> Input data:
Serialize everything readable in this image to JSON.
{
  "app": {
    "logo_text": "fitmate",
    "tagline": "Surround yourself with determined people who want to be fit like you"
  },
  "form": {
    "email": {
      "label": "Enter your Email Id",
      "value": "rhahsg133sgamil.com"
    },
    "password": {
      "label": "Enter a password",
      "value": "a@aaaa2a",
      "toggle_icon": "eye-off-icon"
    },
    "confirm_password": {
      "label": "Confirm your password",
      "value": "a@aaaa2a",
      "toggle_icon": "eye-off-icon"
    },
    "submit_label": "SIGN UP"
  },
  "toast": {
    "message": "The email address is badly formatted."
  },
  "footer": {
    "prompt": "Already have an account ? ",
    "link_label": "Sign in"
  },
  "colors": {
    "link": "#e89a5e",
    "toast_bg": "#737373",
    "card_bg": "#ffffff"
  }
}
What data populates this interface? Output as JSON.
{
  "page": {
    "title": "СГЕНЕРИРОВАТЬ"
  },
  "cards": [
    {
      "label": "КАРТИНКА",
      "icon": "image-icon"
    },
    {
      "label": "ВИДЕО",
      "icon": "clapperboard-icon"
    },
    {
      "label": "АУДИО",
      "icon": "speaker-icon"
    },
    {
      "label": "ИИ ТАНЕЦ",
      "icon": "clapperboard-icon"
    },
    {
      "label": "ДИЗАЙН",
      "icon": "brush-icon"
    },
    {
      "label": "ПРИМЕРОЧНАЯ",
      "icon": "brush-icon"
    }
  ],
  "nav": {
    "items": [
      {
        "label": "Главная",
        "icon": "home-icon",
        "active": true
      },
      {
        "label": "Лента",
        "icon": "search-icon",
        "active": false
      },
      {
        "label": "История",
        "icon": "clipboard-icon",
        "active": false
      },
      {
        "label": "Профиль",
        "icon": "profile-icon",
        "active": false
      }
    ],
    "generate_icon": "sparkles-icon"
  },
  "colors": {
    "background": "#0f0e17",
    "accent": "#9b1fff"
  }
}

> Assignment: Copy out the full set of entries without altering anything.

> Task response:
Serialize everything readable in this image to JSON.
{
  "app": {
    "logo_text": "fitmate",
    "tagline": "Surround yourself with determined people who want to be fit like you"
  },
  "form": {
    "email": {
      "label": "Enter your Email Id",
      "value": "rhahsg133sgamil.com"
    },
    "password": {
      "label": "Enter a password",
      "value": "a@aaaa2a",
      "toggle_icon": "eye-off-icon"
    },
    "confirm_password": {
      "label": "Confirm your password",
      "value": "a@aaaa2a",
      "toggle_icon": "eye-off-icon"
    },
    "submit_label": "SIGN UP"
  },
  "toast": {
    "message": "The email address is badly formatted."
  },
  "footer": {
    "prompt": "Already have an account ? ",
    "link_label": "Sign in"
  },
  "colors": {
    "link": "#e89a5e",
    "toast_bg": "#737373",
    "card_bg": "#ffffff"
  }
}
What data populates this interface? Output as JSON.
{
  "page": {
    "title": "СГЕНЕРИРОВАТЬ"
  },
  "cards": [
    {
      "label": "КАРТИНКА",
      "icon": "image-icon"
    },
    {
      "label": "ВИДЕО",
      "icon": "clapperboard-icon"
    },
    {
      "label": "АУДИО",
      "icon": "speaker-icon"
    },
    {
      "label": "ИИ ТАНЕЦ",
      "icon": "clapperboard-icon"
    },
    {
      "label": "ДИЗАЙН",
      "icon": "brush-icon"
    },
    {
      "label": "ПРИМЕРОЧНАЯ",
      "icon": "brush-icon"
    }
  ],
  "nav": {
    "items": [
      {
        "label": "Главная",
        "icon": "home-icon",
        "active": true
      },
      {
        "label": "Лента",
        "icon": "search-icon",
        "active": false
      },
      {
        "label": "История",
        "icon": "clipboard-icon",
        "active": false
      },
      {
        "label": "Профиль",
        "icon": "profile-icon",
        "active": false
      }
    ],
    "generate_icon": "sparkles-icon"
  },
  "colors": {
    "background": "#0f0e17",
    "accent": "#9b1fff"
  }
}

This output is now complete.